The first half of 2018 is in the books and the numbers are in. The U.S. manufacturing sector has experienced significant growth and job creation has reached its highest level in decades, while unemployment has held steady just a tick under 4%. Good news, right?
For the most part, yes. However, the U.S. is also in the midst of a serious labor shortage, especially in the traditional trade jobs and historically “blue-collar” positions. Manufacturing executives in the United States and other developed economies – whether involved in the production of automobiles, aircraft, trucks, or combines – agree: The single biggest threat to their operations over the next decade is a shortage of labor. The reason behind the gap relates to demographics; an oversized generation – baby boomers – is starting to retire, and not enough of the next three generations are interested in taking their place.
Most people think this deficit is concentrated in skilled labor categories, and there’s no doubt that finding candidates with the right training for certain jobs is part of the problem. But the shortfall is affecting many employment categories – skilled and unskilled labor. Rather than a skills gap, the manufacturing world is facing a numbers gap – literally there aren’t enough eligible candidates applying for most job openings.
In order to attract new and retain existing labor, manufacturing companies, along with other trade industries such as plumbing, electrical, etc., have begun to offer large incentives and a change in work-place culture. These incentives come in the form of large signing bonuses, increased vacation time, and benefits ranging from on-site medical services to daycare and even meal prep. Some offices and plants have even begun to look like Silicon Valley tech campuses, loaded with Ping-Pong tables and coffee shops.

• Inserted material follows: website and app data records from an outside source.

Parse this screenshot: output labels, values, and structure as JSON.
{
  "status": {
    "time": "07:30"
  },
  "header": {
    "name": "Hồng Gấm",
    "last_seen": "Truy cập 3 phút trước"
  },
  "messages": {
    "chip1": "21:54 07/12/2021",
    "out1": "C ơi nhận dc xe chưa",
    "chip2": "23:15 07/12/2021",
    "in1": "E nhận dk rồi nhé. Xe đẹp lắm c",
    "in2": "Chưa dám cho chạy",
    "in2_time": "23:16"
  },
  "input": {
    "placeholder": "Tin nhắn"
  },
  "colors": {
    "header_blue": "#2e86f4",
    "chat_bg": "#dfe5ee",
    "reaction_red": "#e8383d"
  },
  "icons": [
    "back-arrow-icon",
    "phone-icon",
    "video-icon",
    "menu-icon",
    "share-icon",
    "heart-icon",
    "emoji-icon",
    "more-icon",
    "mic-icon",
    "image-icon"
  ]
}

These changes are being made in order to create somewhat of a “moat” around employees, providing enough incentive based necessities to where taking another job elsewhere, regardless of wage, just wouldn’t be as appealing.
The manufacturing sector is changing just as rapidly as it is growing. Yet if unemployment rates stay stagnant at roughly 4%, the labor shortage will be here to stay. In an ideal situation, discouraged workers (those who are not employed or actively seeking employment) who are not included in the unemployment rate, will begin to re-enter the job market and actively seek employment. While this will temporarily cause unemployment to rise, it could be the difference between long-term labor scarcity in the manufacturing sector and the sector continuing to grow.